§ Required work:
The entries are to be duplicated exactly, though any picture in them must be omitted.
[Task inputs Boundary: Start]
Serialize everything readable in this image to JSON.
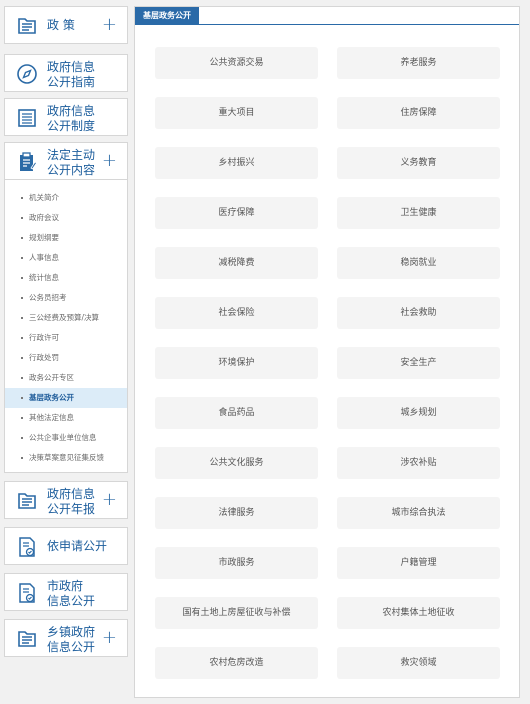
{
  "sidebar": {
    "policy": {
      "label": "政    策"
    },
    "guide": {
      "label_line1": "政府信息",
      "label_line2": "公开指南"
    },
    "system": {
      "label_line1": "政府信息",
      "label_line2": "公开制度"
    },
    "statutory": {
      "label_line1": "法定主动",
      "label_line2": "公开内容"
    },
    "sub_items": [
      "机关简介",
      "政府会议",
      "规划纲要",
      "人事信息",
      "统计信息",
      "公务员招考",
      "三公经费及预算/决算",
      "行政许可",
      "行政处罚",
      "政务公开专区",
      "基层政务公开",
      "其他法定信息",
      "公共企事业单位信息",
      "决策草案意见征集反馈"
    ],
    "annual": {
      "label_line1": "政府信息",
      "label_line2": "公开年报"
    },
    "apply": {
      "label": "依申请公开"
    },
    "municipal": {
      "label_line1": "市政府",
      "label_line2": "信息公开"
    },
    "township": {
      "label_line1": "乡镇政府",
      "label_line2": "信息公开"
    },
    "plus": "+"
  },
  "panel": {
    "tab_title": "基层政务公开",
    "tiles": [
      "公共资源交易",
      "养老服务",
      "重大项目",
      "住房保障",
      "乡村振兴",
      "义务教育",
      "医疗保障",
      "卫生健康",
      "减税降费",
      "稳岗就业",
      "社会保险",
      "社会救助",
      "环境保护",
      "安全生产",
      "食品药品",
      "城乡规划",
      "公共文化服务",
      "涉农补贴",
      "法律服务",
      "城市综合执法",
      "市政服务",
      "户籍管理",
      "国有土地上房屋征收与补偿",
      "农村集体土地征收",
      "农村危房改造",
      "救灾领域"
    ]
  },
  "colors": {
    "accent": "#2a6aa8",
    "active_bg": "#dcecf8",
    "tile_bg": "#f4f4f4"
  }
}
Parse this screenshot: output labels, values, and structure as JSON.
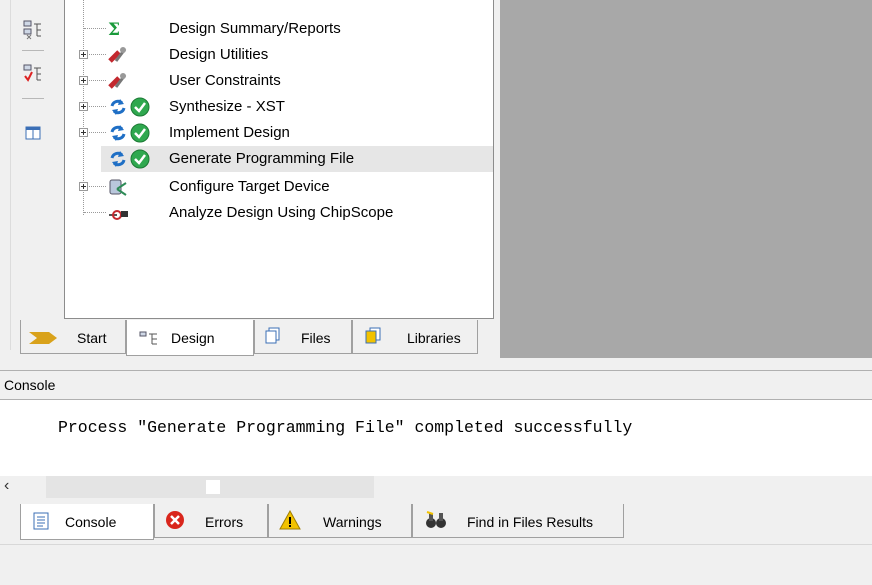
{
  "process_tree": {
    "items": [
      {
        "label": "Design Summary/Reports",
        "icon": "sigma-icon"
      },
      {
        "label": "Design Utilities",
        "icon": "tools-icon"
      },
      {
        "label": "User Constraints",
        "icon": "tools-icon"
      },
      {
        "label": "Synthesize - XST",
        "icon": "process-complete-icon"
      },
      {
        "label": "Implement Design",
        "icon": "process-complete-icon"
      },
      {
        "label": "Generate Programming File",
        "icon": "process-complete-icon"
      },
      {
        "label": "Configure Target Device",
        "icon": "device-icon"
      },
      {
        "label": "Analyze Design Using ChipScope",
        "icon": "chipscope-icon"
      }
    ]
  },
  "panel_tabs": [
    {
      "label": "Start",
      "icon": "start-arrow-icon"
    },
    {
      "label": "Design",
      "icon": "design-hierarchy-icon"
    },
    {
      "label": "Files",
      "icon": "files-icon"
    },
    {
      "label": "Libraries",
      "icon": "libraries-icon"
    }
  ],
  "console": {
    "title": "Console",
    "message": "Process \"Generate Programming File\" completed successfully"
  },
  "bottom_tabs": [
    {
      "label": "Console",
      "icon": "console-icon"
    },
    {
      "label": "Errors",
      "icon": "error-icon"
    },
    {
      "label": "Warnings",
      "icon": "warning-icon"
    },
    {
      "label": "Find in Files Results",
      "icon": "binoculars-icon"
    }
  ],
  "colors": {
    "workspace_gray": "#a8a8a8",
    "success_green": "#2fa84f",
    "sync_blue": "#1f6fc5",
    "error_red": "#d9261c",
    "warning_yellow": "#f2c200"
  }
}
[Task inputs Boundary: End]
§ Response to the task:
Serialize everything readable in this image to JSON.
{
  "sidebar": {
    "policy": {
      "label": "政    策"
    },
    "guide": {
      "label_line1": "政府信息",
      "label_line2": "公开指南"
    },
    "system": {
      "label_line1": "政府信息",
      "label_line2": "公开制度"
    },
    "statutory": {
      "label_line1": "法定主动",
      "label_line2": "公开内容"
    },
    "sub_items": [
      "机关简介",
      "政府会议",
      "规划纲要",
      "人事信息",
      "统计信息",
      "公务员招考",
      "三公经费及预算/决算",
      "行政许可",
      "行政处罚",
      "政务公开专区",
      "基层政务公开",
      "其他法定信息",
      "公共企事业单位信息",
      "决策草案意见征集反馈"
    ],
    "annual": {
      "label_line1": "政府信息",
      "label_line2": "公开年报"
    },
    "apply": {
      "label": "依申请公开"
    },
    "municipal": {
      "label_line1": "市政府",
      "label_line2": "信息公开"
    },
    "township": {
      "label_line1": "乡镇政府",
      "label_line2": "信息公开"
    },
    "plus": "+"
  },
  "panel": {
    "tab_title": "基层政务公开",
    "tiles": [
      "公共资源交易",
      "养老服务",
      "重大项目",
      "住房保障",
      "乡村振兴",
      "义务教育",
      "医疗保障",
      "卫生健康",
      "减税降费",
      "稳岗就业",
      "社会保险",
      "社会救助",
      "环境保护",
      "安全生产",
      "食品药品",
      "城乡规划",
      "公共文化服务",
      "涉农补贴",
      "法律服务",
      "城市综合执法",
      "市政服务",
      "户籍管理",
      "国有土地上房屋征收与补偿",
      "农村集体土地征收",
      "农村危房改造",
      "救灾领域"
    ]
  },
  "colors": {
    "accent": "#2a6aa8",
    "active_bg": "#dcecf8",
    "tile_bg": "#f4f4f4"
  }
}
Parse this screenshot: output labels, values, and structure as JSON.
{
  "process_tree": {
    "items": [
      {
        "label": "Design Summary/Reports",
        "icon": "sigma-icon"
      },
      {
        "label": "Design Utilities",
        "icon": "tools-icon"
      },
      {
        "label": "User Constraints",
        "icon": "tools-icon"
      },
      {
        "label": "Synthesize - XST",
        "icon": "process-complete-icon"
      },
      {
        "label": "Implement Design",
        "icon": "process-complete-icon"
      },
      {
        "label": "Generate Programming File",
        "icon": "process-complete-icon"
      },
      {
        "label": "Configure Target Device",
        "icon": "device-icon"
      },
      {
        "label": "Analyze Design Using ChipScope",
        "icon": "chipscope-icon"
      }
    ]
  },
  "panel_tabs": [
    {
      "label": "Start",
      "icon": "start-arrow-icon"
    },
    {
      "label": "Design",
      "icon": "design-hierarchy-icon"
    },
    {
      "label": "Files",
      "icon": "files-icon"
    },
    {
      "label": "Libraries",
      "icon": "libraries-icon"
    }
  ],
  "console": {
    "title": "Console",
    "message": "Process \"Generate Programming File\" completed successfully"
  },
  "bottom_tabs": [
    {
      "label": "Console",
      "icon": "console-icon"
    },
    {
      "label": "Errors",
      "icon": "error-icon"
    },
    {
      "label": "Warnings",
      "icon": "warning-icon"
    },
    {
      "label": "Find in Files Results",
      "icon": "binoculars-icon"
    }
  ],
  "colors": {
    "workspace_gray": "#a8a8a8",
    "success_green": "#2fa84f",
    "sync_blue": "#1f6fc5",
    "error_red": "#d9261c",
    "warning_yellow": "#f2c200"
  }
}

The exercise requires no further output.